Records provided »
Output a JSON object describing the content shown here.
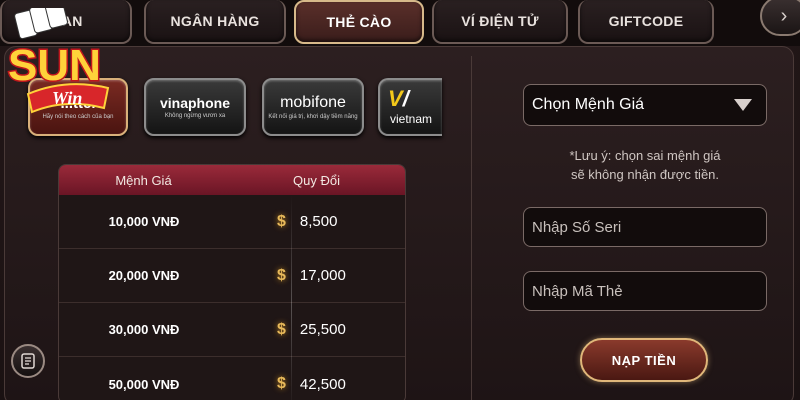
{
  "tabs": [
    {
      "label": "...AN",
      "active": false
    },
    {
      "label": "NGÂN HÀNG",
      "active": false
    },
    {
      "label": "THẺ CÀO",
      "active": true
    },
    {
      "label": "VÍ ĐIỆN TỬ",
      "active": false
    },
    {
      "label": "GIFTCODE",
      "active": false
    }
  ],
  "logo": {
    "text": "SUN",
    "sub": "Win"
  },
  "providers": [
    {
      "name": "...ttel",
      "sub": "Hãy nói theo cách của bạn",
      "selected": true
    },
    {
      "name": "vinaphone",
      "sub": "Không ngừng vươn xa"
    },
    {
      "name": "mobifone",
      "sub": "Kết nối giá trị, khơi dậy tiềm năng"
    },
    {
      "name": "vietnam",
      "sub": ""
    }
  ],
  "rate_table": {
    "headers": [
      "Mệnh Giá",
      "Quy Đổi"
    ],
    "rows": [
      {
        "face": "10,000 VNĐ",
        "value": "8,500"
      },
      {
        "face": "20,000 VNĐ",
        "value": "17,000"
      },
      {
        "face": "30,000 VNĐ",
        "value": "25,500"
      },
      {
        "face": "50,000 VNĐ",
        "value": "42,500"
      }
    ],
    "currency_symbol": "$"
  },
  "form": {
    "denomination_select": "Chọn Mệnh Giá",
    "note_line1": "*Lưu ý: chọn sai mệnh giá",
    "note_line2": "sẽ không nhận được tiền.",
    "serial_placeholder": "Nhập Số Seri",
    "code_placeholder": "Nhập Mã Thẻ",
    "submit_label": "NẠP TIỀN"
  },
  "colors": {
    "accent_gold": "#e0b77a",
    "header_red": "#9a2a3a",
    "logo_red": "#d8262a",
    "logo_yellow": "#ffd23a"
  }
}
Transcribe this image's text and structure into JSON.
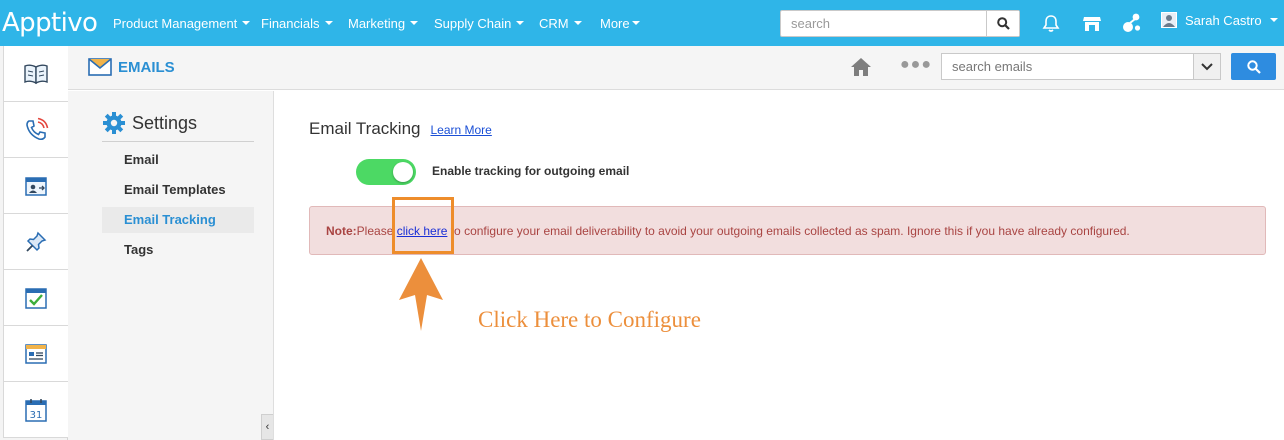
{
  "brand": {
    "logo_text": "Apptivo"
  },
  "top_nav": {
    "items": [
      {
        "label": "Product Management"
      },
      {
        "label": "Financials"
      },
      {
        "label": "Marketing"
      },
      {
        "label": "Supply Chain"
      },
      {
        "label": "CRM"
      },
      {
        "label": "More"
      }
    ],
    "search_placeholder": "search",
    "icons": [
      "bell-icon",
      "store-icon",
      "apps-icon"
    ],
    "user_name": "Sarah Castro"
  },
  "rail": {
    "icons": [
      "book-icon",
      "phone-icon",
      "contact-card-icon",
      "pin-icon",
      "checklist-icon",
      "form-icon",
      "calendar-icon"
    ],
    "calendar_day": "31"
  },
  "app_bar": {
    "title": "EMAILS",
    "search_placeholder": "search emails"
  },
  "sidebar": {
    "heading": "Settings",
    "items": [
      {
        "label": "Email",
        "active": false
      },
      {
        "label": "Email Templates",
        "active": false
      },
      {
        "label": "Email Tracking",
        "active": true
      },
      {
        "label": "Tags",
        "active": false
      }
    ],
    "collapse_glyph": "‹"
  },
  "main": {
    "title": "Email Tracking",
    "learn_more": "Learn More",
    "toggle": {
      "label": "Enable tracking for outgoing email",
      "on": true
    },
    "note": {
      "prefix": "Note:",
      "before": "Please ",
      "link": "click here",
      "after": " to configure your email deliverability to avoid your outgoing emails collected as spam. Ignore this if you have already configured."
    }
  },
  "annotation": {
    "callout": "Click Here to Configure",
    "color": "#ec8f3c"
  },
  "colors": {
    "topbar": "#2fb5e8",
    "accent": "#2a8fd3",
    "toggle_on": "#4cd964",
    "note_bg": "#f2dede",
    "note_text": "#a94442"
  }
}
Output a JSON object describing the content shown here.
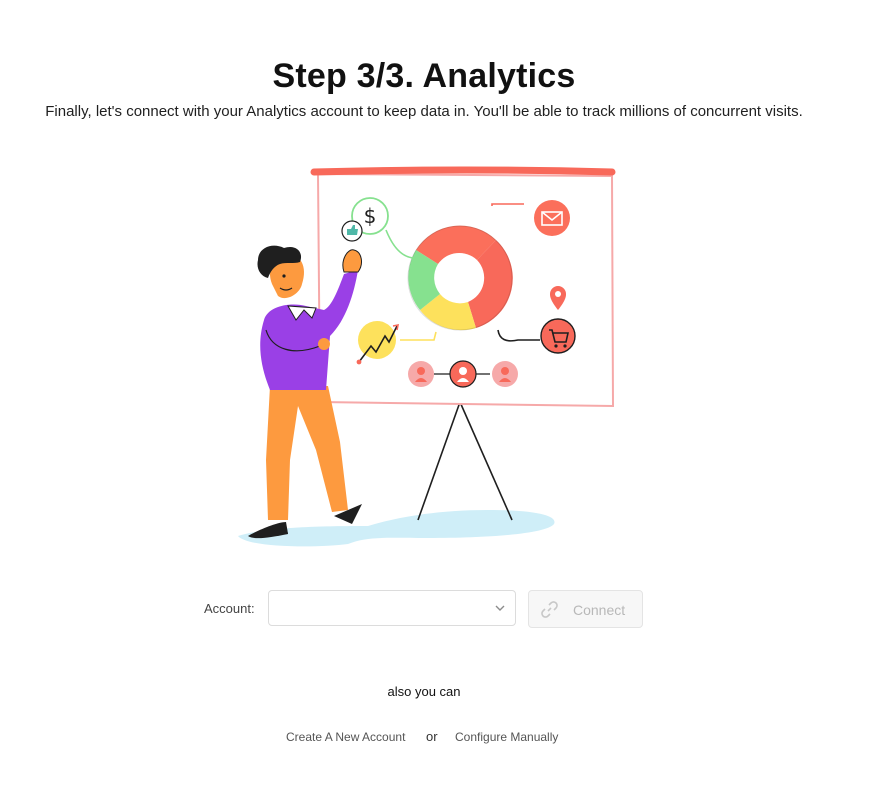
{
  "header": {
    "title": "Step 3/3. Analytics",
    "subtitle": "Finally, let's connect with your Analytics account to keep data in. You'll be able to track millions of concurrent visits."
  },
  "illustration": {
    "icons": [
      "dollar-icon",
      "thumbs-up-icon",
      "mail-icon",
      "location-pin-icon",
      "shopping-cart-icon",
      "trend-up-icon",
      "user-icon"
    ],
    "donut_colors": [
      "#fb6f5b",
      "#f8695a",
      "#fde15c",
      "#86e18f"
    ]
  },
  "account": {
    "label": "Account:",
    "selected": "",
    "connect_label": "Connect"
  },
  "alternatives": {
    "intro": "also you can",
    "create_label": "Create A New Account",
    "or_label": "or",
    "manual_label": "Configure Manually"
  },
  "colors": {
    "accent_coral": "#fb6f5b",
    "disabled_text": "#b8b8b8"
  }
}
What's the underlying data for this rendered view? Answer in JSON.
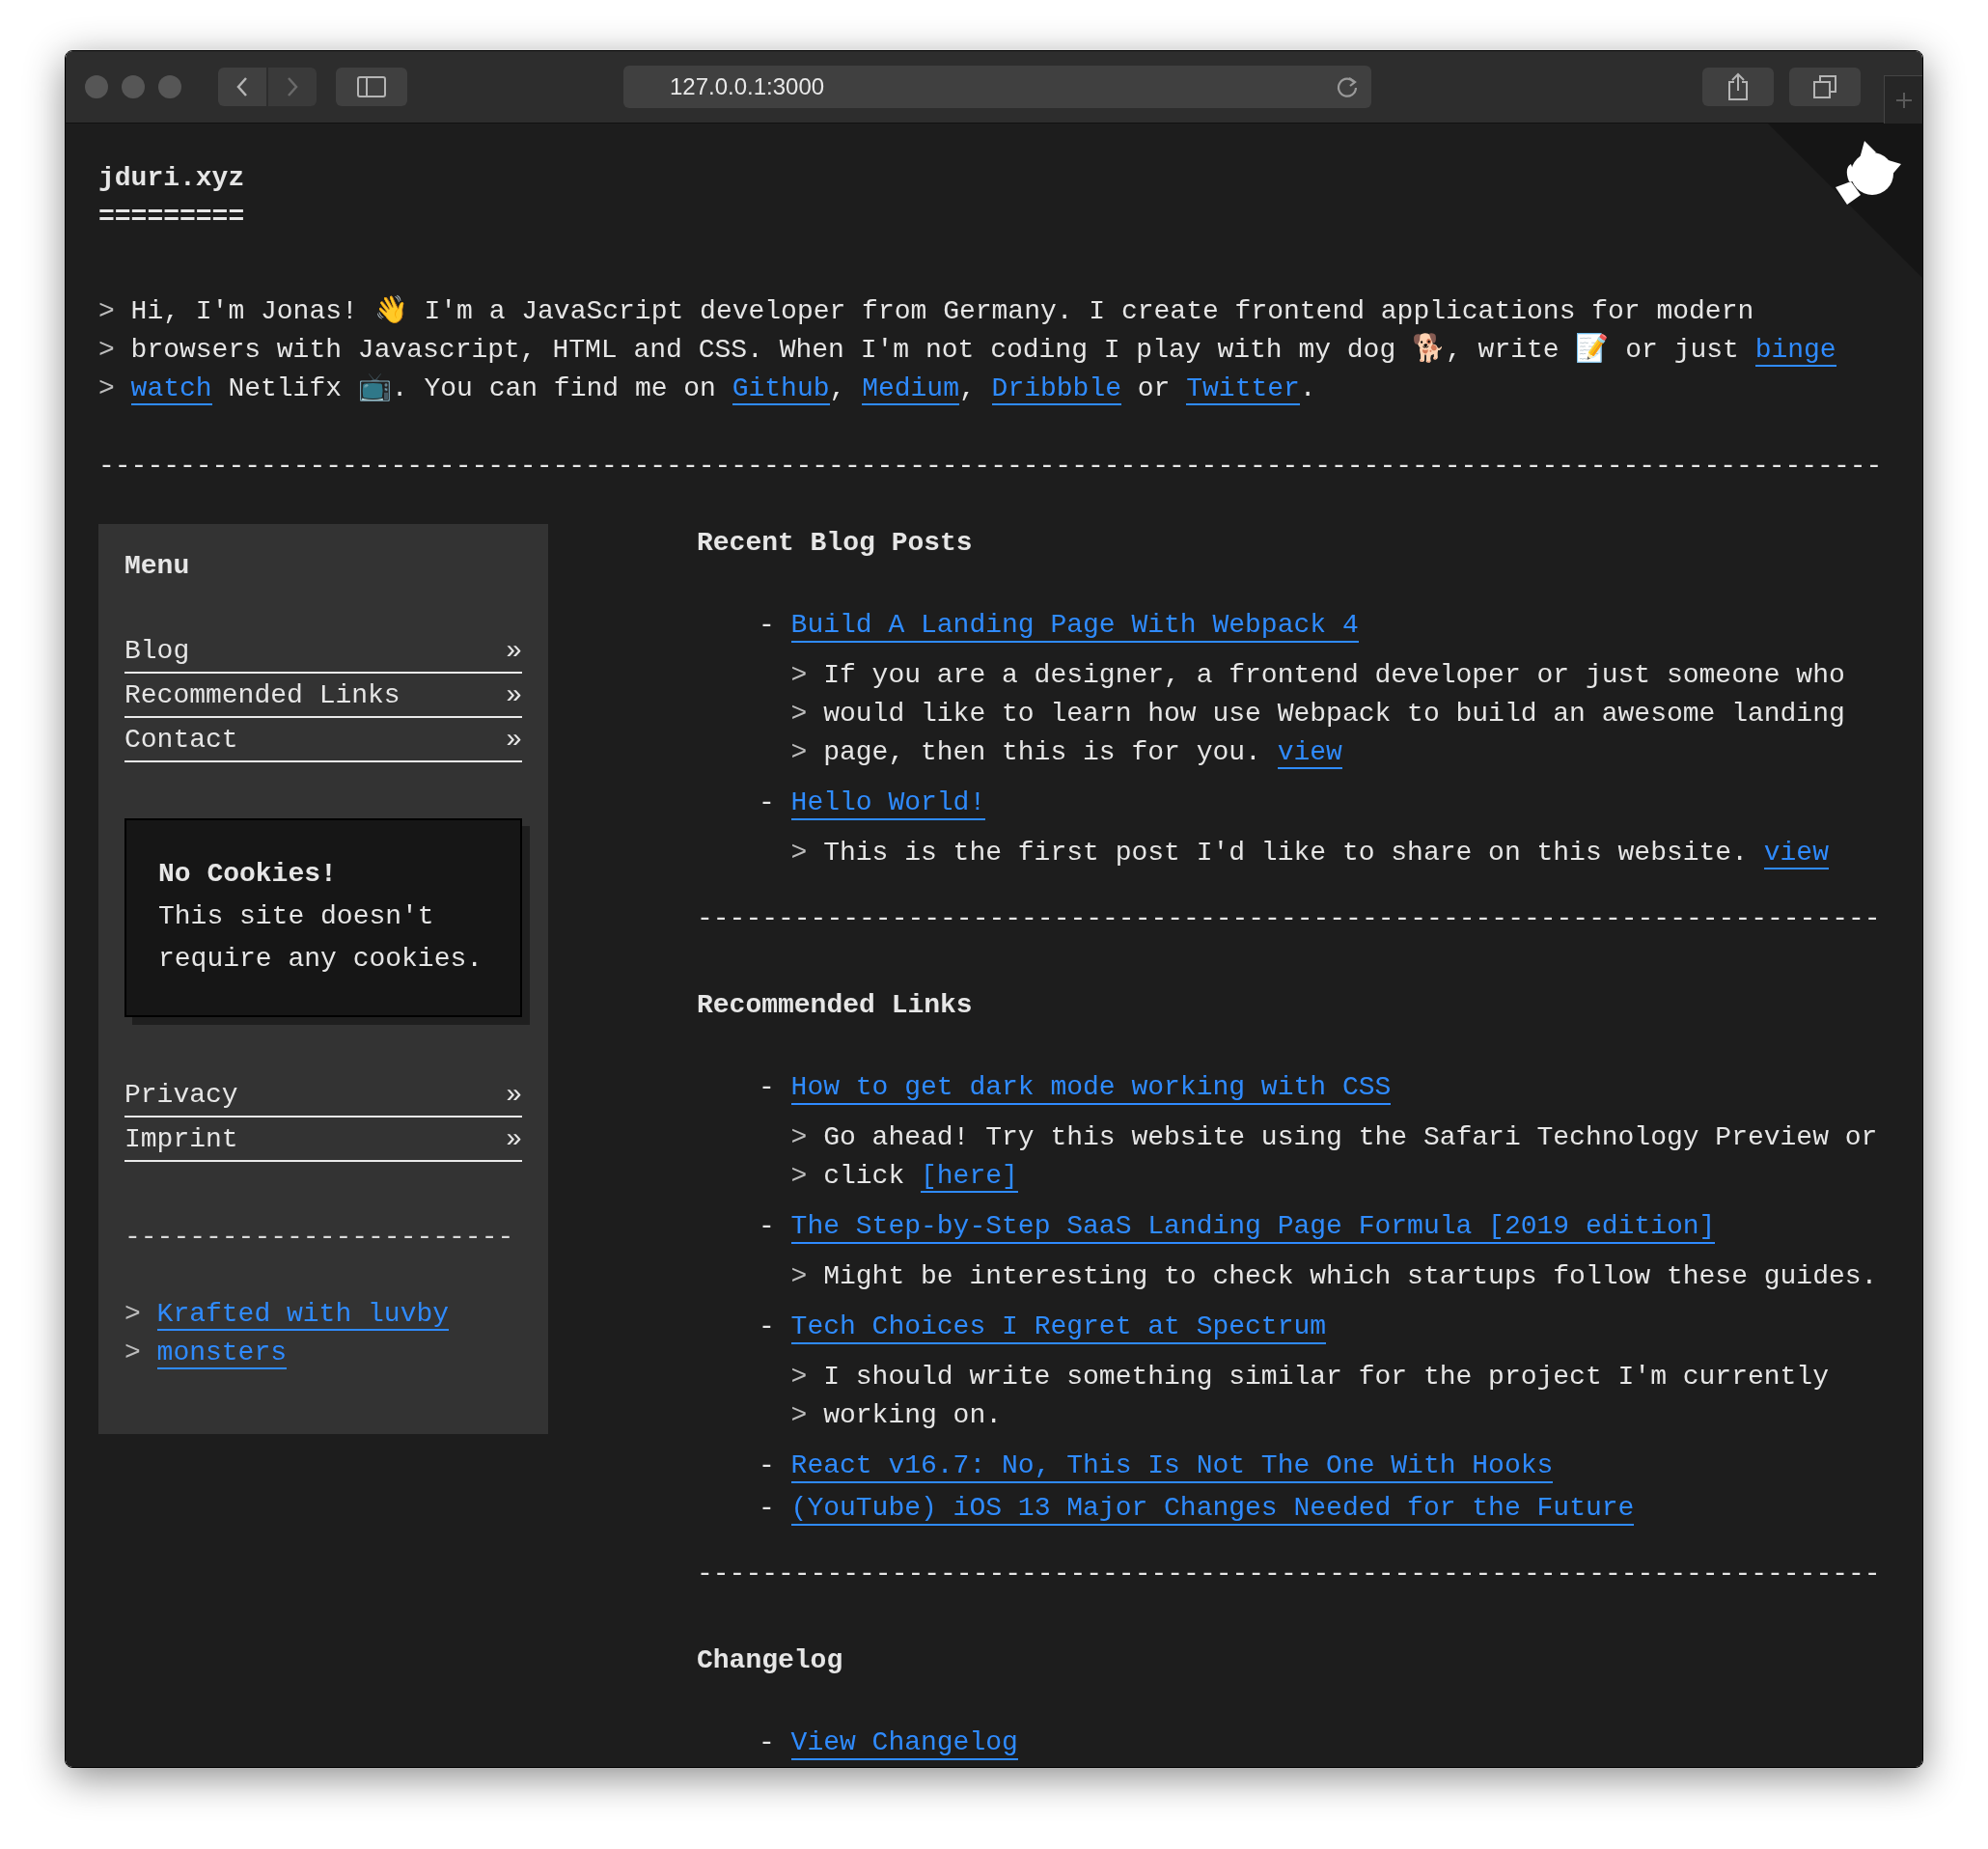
{
  "browser": {
    "url": "127.0.0.1:3000"
  },
  "header": {
    "title": "jduri.xyz",
    "underline": "========="
  },
  "intro": {
    "lines": [
      {
        "prefix": ">",
        "segments": [
          {
            "kind": "text",
            "text": "Hi, I'm Jonas! 👋 I'm a JavaScript developer from Germany. I create frontend applications for modern"
          }
        ]
      },
      {
        "prefix": ">",
        "segments": [
          {
            "kind": "text",
            "text": "browsers with Javascript, HTML and CSS. When I'm not coding I play with my dog 🐕, write 📝 or just "
          },
          {
            "kind": "link",
            "text": "binge"
          }
        ]
      },
      {
        "prefix": ">",
        "segments": [
          {
            "kind": "link",
            "text": "watch"
          },
          {
            "kind": "text",
            "text": " Netlifx 📺. You can find me on "
          },
          {
            "kind": "link",
            "text": "Github"
          },
          {
            "kind": "text",
            "text": ", "
          },
          {
            "kind": "link",
            "text": "Medium"
          },
          {
            "kind": "text",
            "text": ", "
          },
          {
            "kind": "link",
            "text": "Dribbble"
          },
          {
            "kind": "text",
            "text": " or "
          },
          {
            "kind": "link",
            "text": "Twitter"
          },
          {
            "kind": "text",
            "text": "."
          }
        ]
      }
    ],
    "divider": "--------------------------------------------------------------------------------------------------------------"
  },
  "sidebar": {
    "title": "Menu",
    "menu": [
      {
        "label": "Blog",
        "arrow": "»"
      },
      {
        "label": "Recommended Links",
        "arrow": "»"
      },
      {
        "label": "Contact",
        "arrow": "»"
      }
    ],
    "notice": {
      "title": "No Cookies!",
      "text": "This site doesn't require any cookies."
    },
    "legal": [
      {
        "label": "Privacy",
        "arrow": "»"
      },
      {
        "label": "Imprint",
        "arrow": "»"
      }
    ],
    "divider": "------------------------",
    "footer": [
      {
        "prefix": ">",
        "segments": [
          {
            "kind": "link",
            "text": "Krafted with luvby"
          }
        ]
      },
      {
        "prefix": ">",
        "segments": [
          {
            "kind": "link",
            "text": "monsters"
          }
        ]
      }
    ]
  },
  "sections": [
    {
      "title": "Recent Blog Posts",
      "items": [
        {
          "marker": "-",
          "title": "Build A Landing Page With Webpack 4",
          "desc": [
            {
              "prefix": ">",
              "segments": [
                {
                  "kind": "text",
                  "text": "If you are a designer, a frontend developer or just someone who"
                }
              ]
            },
            {
              "prefix": ">",
              "segments": [
                {
                  "kind": "text",
                  "text": "would like to learn how use Webpack to build an awesome landing"
                }
              ]
            },
            {
              "prefix": ">",
              "segments": [
                {
                  "kind": "text",
                  "text": "page, then this is for you. "
                },
                {
                  "kind": "link",
                  "text": "view"
                }
              ]
            }
          ]
        },
        {
          "marker": "-",
          "title": "Hello World!",
          "desc": [
            {
              "prefix": ">",
              "segments": [
                {
                  "kind": "text",
                  "text": "This is the first post I'd like to share on this website. "
                },
                {
                  "kind": "link",
                  "text": "view"
                }
              ]
            }
          ]
        }
      ],
      "divider": "-------------------------------------------------------------------------"
    },
    {
      "title": "Recommended Links",
      "items": [
        {
          "marker": "-",
          "title": "How to get dark mode working with CSS",
          "desc": [
            {
              "prefix": ">",
              "segments": [
                {
                  "kind": "text",
                  "text": "Go ahead! Try this website using the Safari Technology Preview or"
                }
              ]
            },
            {
              "prefix": ">",
              "segments": [
                {
                  "kind": "text",
                  "text": "click "
                },
                {
                  "kind": "link",
                  "text": "[here]"
                }
              ]
            }
          ]
        },
        {
          "marker": "-",
          "title": "The Step-by-Step SaaS Landing Page Formula [2019 edition]",
          "desc": [
            {
              "prefix": ">",
              "segments": [
                {
                  "kind": "text",
                  "text": "Might be interesting to check which startups follow these guides."
                }
              ]
            }
          ]
        },
        {
          "marker": "-",
          "title": "Tech Choices I Regret at Spectrum",
          "desc": [
            {
              "prefix": ">",
              "segments": [
                {
                  "kind": "text",
                  "text": "I should write something similar for the project I'm currently"
                }
              ]
            },
            {
              "prefix": ">",
              "segments": [
                {
                  "kind": "text",
                  "text": "working on."
                }
              ]
            }
          ]
        },
        {
          "marker": "-",
          "title": "React v16.7: No, This Is Not The One With Hooks"
        },
        {
          "marker": "-",
          "title": "(YouTube) iOS 13 Major Changes Needed for the Future"
        }
      ],
      "divider": "-------------------------------------------------------------------------"
    },
    {
      "title": "Changelog",
      "items": [
        {
          "marker": "-",
          "title": "View Changelog"
        }
      ]
    }
  ]
}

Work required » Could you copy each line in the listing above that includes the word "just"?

Exercise answer »
            "text": "browsers with Javascript, HTML and CSS. When I'm not coding I play with my dog 🐕, write 📝 or just "
                  "text": "If you are a designer, a frontend developer or just someone who"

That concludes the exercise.